Memoriae System Node Matching

Given the demand for fair transactions in a low-trust environment, Memoriae system is designed using the core technology of decentralized blockchain. There are three system roles involved with appropriate functions, namely the User, the Keeper, and the Provider, which interact with each other to form an ecosystem. This article will elaborate on the node matching of Memoriae system, i.e. how the User finds the Provider for storage service.

Demand parameter configuration of User

The User is the end consumer of the system who initiates the desired storage service based on which the Keeper and Provider offer their services. As mentioned in the article on role design, when a User requests a storage service, the following parameters should be specified: storage size, storage time, and the number of Providers and Keepers.

Storage space and storage time are the most basic parameters. Keeper/Provider numbers are required additionally due to the object-based storage in Memoriae system, where the off-chain data maintenance depends on storage redundancy achieved through multiple copies or erasure codes. On one hand, more storage nodes bring more security and low probability of data corruption or loss in the decentralized cloud storage system, since the lost data on one storage node can be seamlessly recovered from other storage nodes. On the other hand, however, more storage nodes lead to higher service costs for Users. Therefore, the number of Providers should be included in the User’s requirements. It is up to the User to weigh the cost and data security and to determine the number of Providers of storage nodes.

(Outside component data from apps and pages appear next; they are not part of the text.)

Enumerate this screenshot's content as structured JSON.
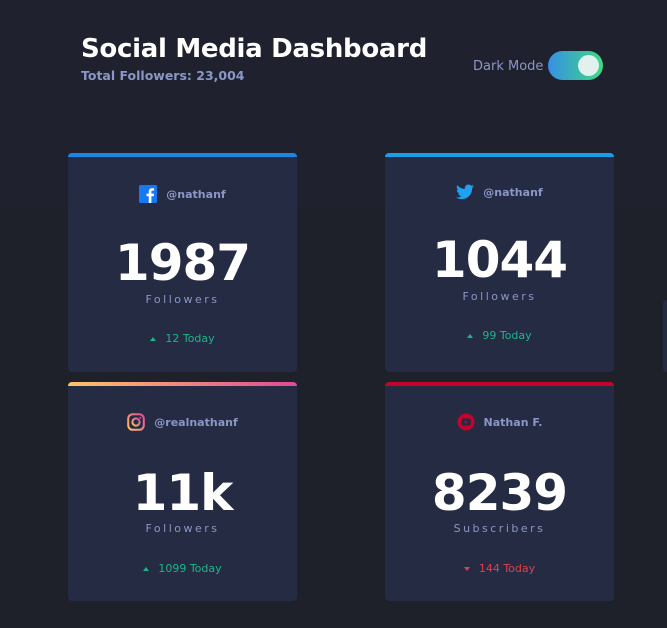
{
  "header": {
    "title": "Social Media Dashboard",
    "total_followers": "Total Followers: 23,004",
    "dark_mode_label": "Dark Mode",
    "dark_mode_on": true
  },
  "colors": {
    "facebook": "#1877f2",
    "twitter": "#1da1f2",
    "instagram_gradient": [
      "#fdc468",
      "#df4996"
    ],
    "youtube": "#c4032a",
    "up": "#1eb589",
    "down": "#dc414c"
  },
  "cards": [
    {
      "platform": "facebook",
      "icon": "facebook-icon",
      "handle": "@nathanf",
      "count": "1987",
      "label": "Followers",
      "today": "12 Today",
      "trend": "up"
    },
    {
      "platform": "twitter",
      "icon": "twitter-icon",
      "handle": "@nathanf",
      "count": "1044",
      "label": "Followers",
      "today": "99 Today",
      "trend": "up"
    },
    {
      "platform": "instagram",
      "icon": "instagram-icon",
      "handle": "@realnathanf",
      "count": "11k",
      "label": "Followers",
      "today": "1099 Today",
      "trend": "up"
    },
    {
      "platform": "youtube",
      "icon": "youtube-icon",
      "handle": "Nathan F.",
      "count": "8239",
      "label": "Subscribers",
      "today": "144 Today",
      "trend": "down"
    }
  ]
}
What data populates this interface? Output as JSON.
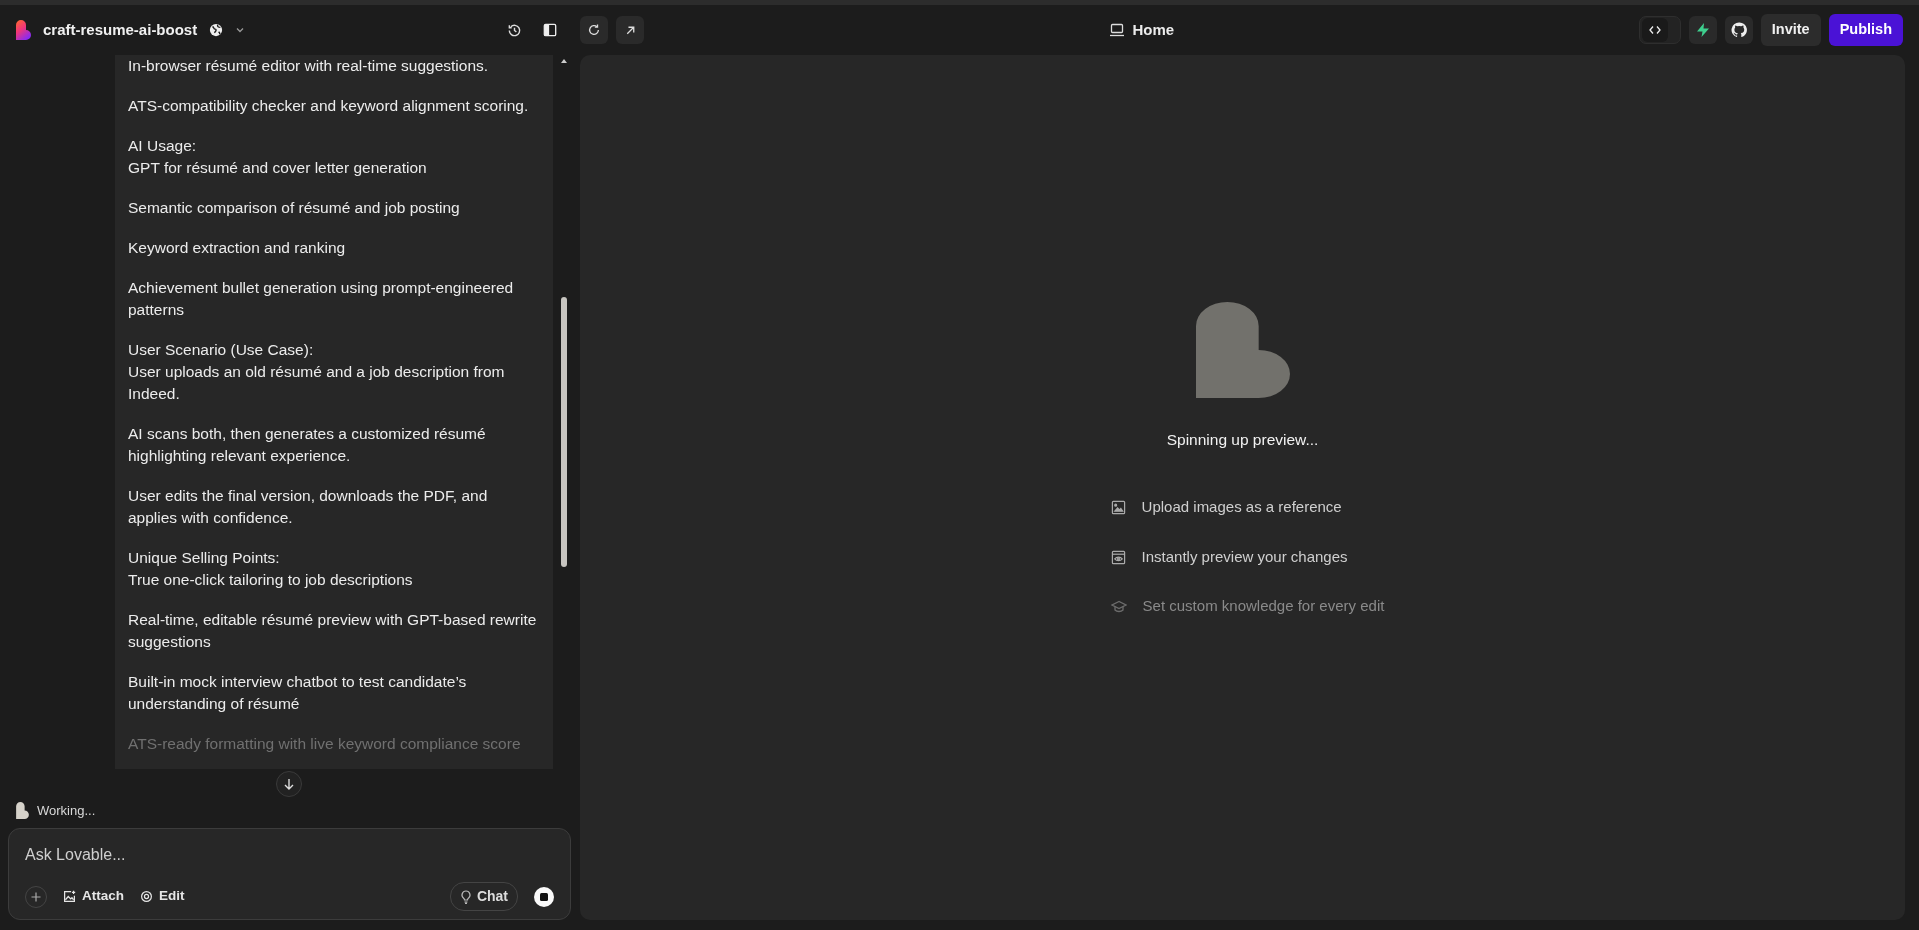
{
  "header": {
    "project_name": "craft-resume-ai-boost",
    "page_label": "Home",
    "code_toggle": {
      "on": false
    },
    "buttons": [
      {
        "kind": "invite",
        "label": "Invite"
      },
      {
        "kind": "publish",
        "label": "Publish"
      }
    ]
  },
  "chat": {
    "message_paragraphs": [
      {
        "lines": [
          "In-browser résumé editor with real-time suggestions."
        ],
        "faded": false
      },
      {
        "lines": [
          "ATS-compatibility checker and keyword alignment scoring."
        ],
        "faded": false
      },
      {
        "lines": [
          "AI Usage:",
          "GPT for résumé and cover letter generation"
        ],
        "faded": false
      },
      {
        "lines": [
          "Semantic comparison of résumé and job posting"
        ],
        "faded": false
      },
      {
        "lines": [
          "Keyword extraction and ranking"
        ],
        "faded": false
      },
      {
        "lines": [
          "Achievement bullet generation using prompt-engineered patterns"
        ],
        "faded": false
      },
      {
        "lines": [
          "User Scenario (Use Case):",
          "User uploads an old résumé and a job description from Indeed."
        ],
        "faded": false
      },
      {
        "lines": [
          "AI scans both, then generates a customized résumé highlighting relevant experience."
        ],
        "faded": false
      },
      {
        "lines": [
          "User edits the final version, downloads the PDF, and applies with confidence."
        ],
        "faded": false
      },
      {
        "lines": [
          "Unique Selling Points:",
          "True one-click tailoring to job descriptions"
        ],
        "faded": false
      },
      {
        "lines": [
          "Real-time, editable résumé preview with GPT-based rewrite suggestions"
        ],
        "faded": false
      },
      {
        "lines": [
          "Built-in mock interview chatbot to test candidate’s understanding of résumé"
        ],
        "faded": false
      },
      {
        "lines": [
          "ATS-ready formatting with live keyword compliance score"
        ],
        "faded": true
      }
    ],
    "status": "Working...",
    "input": {
      "placeholder": "Ask Lovable..."
    },
    "tools": [
      {
        "kind": "attach",
        "label": "Attach"
      },
      {
        "kind": "edit",
        "label": "Edit"
      }
    ],
    "mode_button": "Chat"
  },
  "preview": {
    "status": "Spinning up preview...",
    "tips": [
      {
        "kind": "image",
        "label": "Upload images as a reference",
        "dimmed": false
      },
      {
        "kind": "preview",
        "label": "Instantly preview your changes",
        "dimmed": false
      },
      {
        "kind": "knowledge",
        "label": "Set custom knowledge for every edit",
        "dimmed": true
      }
    ]
  }
}
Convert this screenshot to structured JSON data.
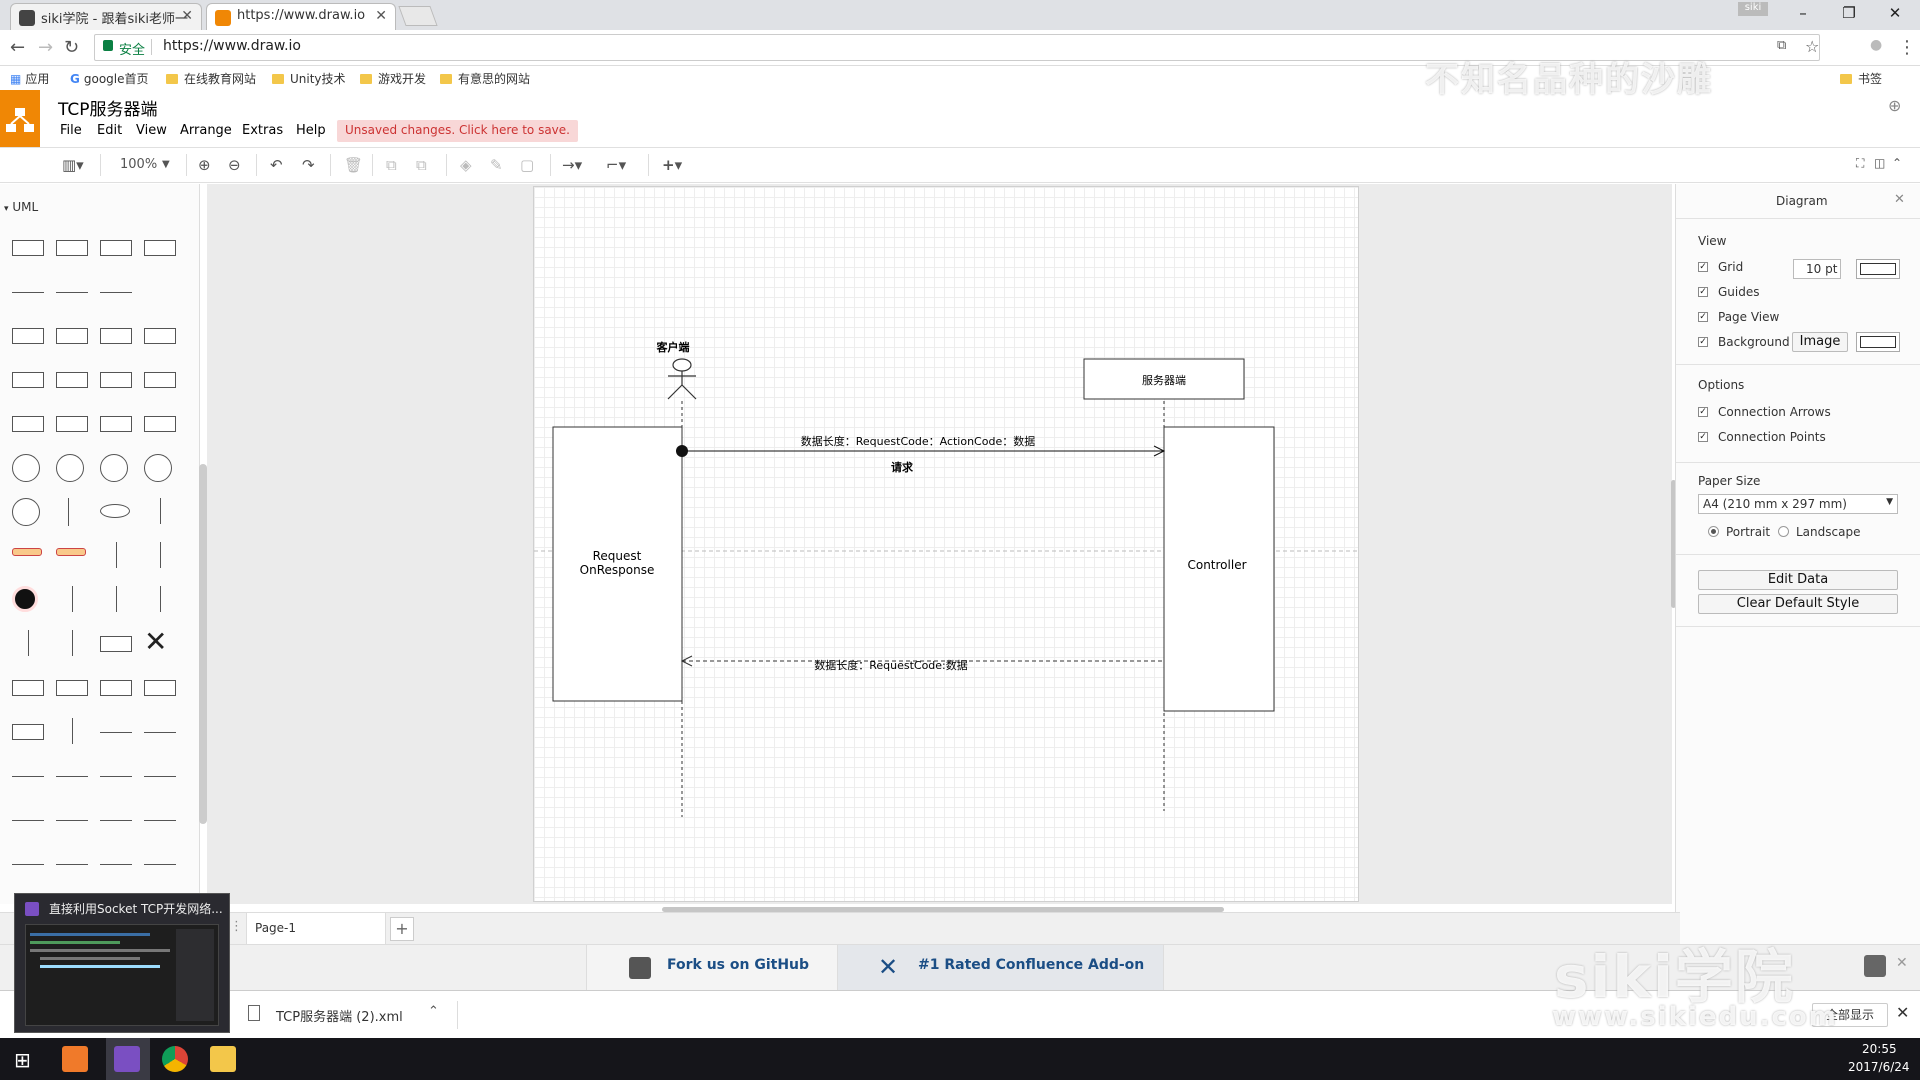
{
  "browser": {
    "tabs": [
      {
        "title": "siki学院 - 跟着siki老师一"
      },
      {
        "title": "https://www.draw.io"
      }
    ],
    "profile_badge": "siki",
    "secure_label": "安全",
    "url": "https://www.draw.io",
    "bookmarks": [
      {
        "label": "应用"
      },
      {
        "label": "google首页"
      },
      {
        "label": "在线教育网站"
      },
      {
        "label": "Unity技术"
      },
      {
        "label": "游戏开发"
      },
      {
        "label": "有意思的网站"
      },
      {
        "label": "书签"
      }
    ]
  },
  "app": {
    "document_title": "TCP服务器端",
    "menus": [
      "File",
      "Edit",
      "View",
      "Arrange",
      "Extras",
      "Help"
    ],
    "unsaved_notice": "Unsaved changes. Click here to save.",
    "zoom": "100%"
  },
  "sidebar": {
    "section_title": "UML"
  },
  "diagram": {
    "actor_label": "客户端",
    "server_label": "服务器端",
    "left_activation_text_1": "Request",
    "left_activation_text_2": "OnResponse",
    "right_activation_text": "Controller",
    "request_message": "数据长度：RequestCode：ActionCode：数据",
    "request_label": "请求",
    "response_message": "数据长度：RequestCode:数据"
  },
  "format_panel": {
    "title": "Diagram",
    "view_heading": "View",
    "grid_label": "Grid",
    "grid_size": "10 pt",
    "guides_label": "Guides",
    "page_view_label": "Page View",
    "background_label": "Background",
    "image_button": "Image",
    "options_heading": "Options",
    "connection_arrows_label": "Connection Arrows",
    "connection_points_label": "Connection Points",
    "paper_size_heading": "Paper Size",
    "paper_size_value": "A4 (210 mm x 297 mm)",
    "portrait_label": "Portrait",
    "landscape_label": "Landscape",
    "edit_data_button": "Edit Data",
    "clear_default_style_button": "Clear Default Style"
  },
  "page_tabs": {
    "page_name": "Page-1",
    "add_symbol": "+"
  },
  "footer": {
    "github_promo": "Fork us on GitHub",
    "confluence_promo": "#1 Rated Confluence Add-on"
  },
  "downloads": {
    "file_name": "TCP服务器端 (2).xml",
    "show_all": "全部显示"
  },
  "taskbar": {
    "thumbnail_title": "直接利用Socket TCP开发网络...",
    "time": "20:55",
    "date": "2017/6/24"
  },
  "watermarks": {
    "top_text": "不知名品种的沙雕",
    "brand": "siki学院",
    "site": "www.sikiedu.com"
  },
  "colors": {
    "drawio_orange": "#f08705",
    "unsaved_bg": "#f8d7d7",
    "unsaved_text": "#cc3333",
    "promo_text": "#1b4e85"
  }
}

In addition, the Keeper uses data validation techniques to challenge the Provider by validating its capabilities in proper storage and storage time. Multiple Keepers will then reach a consensus on the challenge results of storage space and time based on which the Provider will be paid. The number of Keepers affects the storage service for the following reasons: the higher the Keeper number, the higher the cost of falsifying the challenge results, and the lower the probability that all Keepers will be offline.

Other parameters of User: Reputation, Price

Besides the basic parameters of storage size, storage time and Keeper/Provider numbers, users may also set some other parameters depending on the specific scenarios when they propose storage requirements.

The reliability of each Provider may vary. Some Providers can guarantee proper storage every time and always be online, while others cannot, so the reputation of the Provider can also be selected as needed. The reputation is based on the Provider’s historical performance in providing the service. If they are assured to be online for a long time and to store data properly and respond positively to Keeper’s challenges, their reputation value will be higher, and the higher their reputation, the greater their chances of being matched with Users.

Likewise, the Keeper’s reputation will also be involved in addition to the Keeper number. The User can request the Keeper reputation when configuring the parameters, as each consumer wants to work with a highly reliable partner.

Moreover, the storage service price for Users should be specified in the system, for example, how much should be paid for each 1MB of data stored for a single day. The specific unit of storage price can be determined according to the actual use.

In summary, the User needs to configure parameters when looking for storage services such as storage size, storage time, unit storage price, parameter requirements for Keeper (such as Keeper number), and parameter requirements for Provider (such as Provider number).

Figure. User demand parameters

Smart contract matching

When the User has configured demand parameters, the Keeper will reach out to connected Providers and match appropriate storage node with the User’s demands. The matching procedure is as follows: The Provider comes online and indicates its storage situation, including available storage space, storage time, and required unit storage price, then the Keeper performs bilateral matching and sends the information of successfully matched Provider to the User. AS a result, Users, along with Keepers and Providers, constitute one storage service.

Two solutions are available for the matching between Users and Providers. Solution 1: When nodes are connected, Users and Providers send their storage service-related information to Keepers; Solution 2: Using smart contracts, the storage requirements of Users and storage conditions of Providers are recorded on the chain, and, when Keepers are connected, they will check the information directly from the chain for the match. Comparing the two solutions, Solution 1 increases the system network burden and lacks reviewability for the later storage service; Solution 2 records the information in smart contracts with distributed supervision and tamper-proof features, and only the Keeper queries information from the chain, resulting in less network burden than Solution 1 and facilitating audit, but the User and Provider need to bear the cost of smart contracts.

Figure. Smart contract matching

Therefore, various storage service parameters will be recorded through the smart contract, including demand parameters of the User and service parameters of the Provider. In summary, the smart contract is implemented across the entire Memoriae system.

MEMO, decentralized cloud storage for the future.